At the same time, Japan strongly supports mainstreaming the “ASEAN Outlook on the Indo-Pacific (AOIP)”, which shares fundamental principles with FOIP. Japan continues to make efforts in order for many countries to appreciate the principles of AOIP and to extend their support.
While promoting such efforts, Japan will further cooperate with Malaysia, which is located at an important sea lane connecting the Indian and the Pacific Oceans, in maintaining and enhancing maritime connectivity and stability in this region.
The two patrol vessels Japan provided to the Malaysia Maritime Enforcement Agency (MMEA) in 2016 are conducting operations to protect the waters surrounding Malaysia today. Furthermore, Japan has been providing support for capacity building of MMEA officers since the establishment of the MMEA in 2005. Currently, Japan and Malaysia are providing training to third countries in the field of maritime security with officers of Japan Coast Guard and MMEA serving as instructors.
In order to realise FOIP and AOIP, Japan would like to continue to enhance collaboration with our strategic partner Malaysia.
Question: Climate change and sustainability are global concerns. How can Japan and Malaysia work together to address environmental challenges, promote sustainable development, and achieve common goals in the fight against climate change?
In January of last year, I announced the “Asia Zero Emission Community (AZEC)” concept with a view to contributing to Asia’s decarbonisation with Japan’s technology and systems. The purpose of this concept is to realise a realistic energy transition in accordance with the current situation in Asia, by attracting investment capital and shaping actual projects to achieve decarbonisation.

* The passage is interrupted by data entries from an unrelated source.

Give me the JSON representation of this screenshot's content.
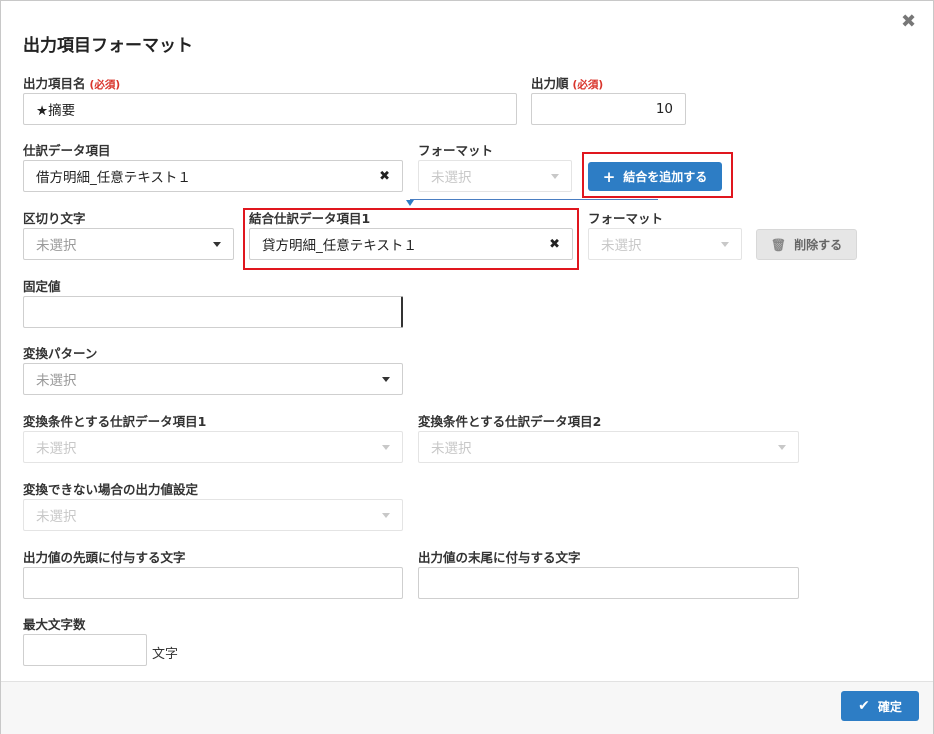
{
  "dialog": {
    "title": "出力項目フォーマット",
    "close_label": "✖"
  },
  "output_name": {
    "label": "出力項目名",
    "required": "(必須)",
    "value": "★摘要"
  },
  "output_order": {
    "label": "出力順",
    "required": "(必須)",
    "value": "10"
  },
  "journal_item": {
    "label": "仕訳データ項目",
    "value": "借方明細_任意テキスト１"
  },
  "format1": {
    "label": "フォーマット",
    "placeholder": "未選択"
  },
  "add_join_button": {
    "label": "結合を追加する"
  },
  "delimiter": {
    "label": "区切り文字",
    "placeholder": "未選択"
  },
  "joined_item1": {
    "label": "結合仕訳データ項目1",
    "value": "貸方明細_任意テキスト１"
  },
  "format2": {
    "label": "フォーマット",
    "placeholder": "未選択"
  },
  "delete_button": {
    "label": "削除する"
  },
  "fixed_value": {
    "label": "固定値",
    "value": ""
  },
  "conversion_pattern": {
    "label": "変換パターン",
    "placeholder": "未選択"
  },
  "condition_item1": {
    "label": "変換条件とする仕訳データ項目1",
    "placeholder": "未選択"
  },
  "condition_item2": {
    "label": "変換条件とする仕訳データ項目2",
    "placeholder": "未選択"
  },
  "fallback_output": {
    "label": "変換できない場合の出力値設定",
    "placeholder": "未選択"
  },
  "prefix": {
    "label": "出力値の先頭に付与する文字",
    "value": ""
  },
  "suffix": {
    "label": "出力値の末尾に付与する文字",
    "value": ""
  },
  "max_chars": {
    "label": "最大文字数",
    "value": "",
    "unit": "文字"
  },
  "confirm_button": {
    "label": "確定"
  },
  "colors": {
    "primary": "#2d7dc5",
    "required": "#d9342b",
    "highlight": "#e0161e"
  }
}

Malaysia was among the first to support this concept. The AZEC Summit Meeting is planned to be held during the ASEAN-Japan Commemorative Summit in December. I would like to exchange views towards Asia’s decarbonisation with Prime Minister Dato’ Seri Anwar and other leaders participating in this initiative.- Bernama